== Assignment ==
Please copy each line of the data that includes the string "this".

== Data shown ==
#####

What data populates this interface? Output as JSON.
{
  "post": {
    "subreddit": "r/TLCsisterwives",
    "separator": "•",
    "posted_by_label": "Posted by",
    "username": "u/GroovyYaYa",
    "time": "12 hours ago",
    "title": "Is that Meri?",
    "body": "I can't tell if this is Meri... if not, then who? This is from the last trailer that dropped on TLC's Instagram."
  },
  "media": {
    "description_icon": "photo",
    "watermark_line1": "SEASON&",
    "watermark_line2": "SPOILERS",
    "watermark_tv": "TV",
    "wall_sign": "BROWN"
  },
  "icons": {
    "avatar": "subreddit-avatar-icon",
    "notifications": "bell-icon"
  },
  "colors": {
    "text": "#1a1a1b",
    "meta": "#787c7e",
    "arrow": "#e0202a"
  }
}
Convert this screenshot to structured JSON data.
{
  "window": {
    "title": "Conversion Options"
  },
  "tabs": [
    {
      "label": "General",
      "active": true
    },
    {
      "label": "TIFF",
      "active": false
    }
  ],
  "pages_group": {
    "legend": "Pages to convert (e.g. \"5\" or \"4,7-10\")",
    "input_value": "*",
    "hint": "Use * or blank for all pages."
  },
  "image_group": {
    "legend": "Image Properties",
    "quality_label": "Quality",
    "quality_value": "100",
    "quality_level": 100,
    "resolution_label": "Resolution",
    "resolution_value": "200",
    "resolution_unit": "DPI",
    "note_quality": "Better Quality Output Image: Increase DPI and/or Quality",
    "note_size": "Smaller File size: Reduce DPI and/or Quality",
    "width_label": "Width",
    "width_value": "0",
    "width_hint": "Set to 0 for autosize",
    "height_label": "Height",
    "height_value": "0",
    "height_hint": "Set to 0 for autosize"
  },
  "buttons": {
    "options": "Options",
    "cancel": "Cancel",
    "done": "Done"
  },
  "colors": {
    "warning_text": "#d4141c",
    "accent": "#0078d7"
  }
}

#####

== Solution ==
What data populates this interface? Output as JSON.
    "body": "I can't tell if this is Meri... if not, then who? This is from the last trailer that dropped on TLC's Instagram."
Convert this screenshot to structured JSON data.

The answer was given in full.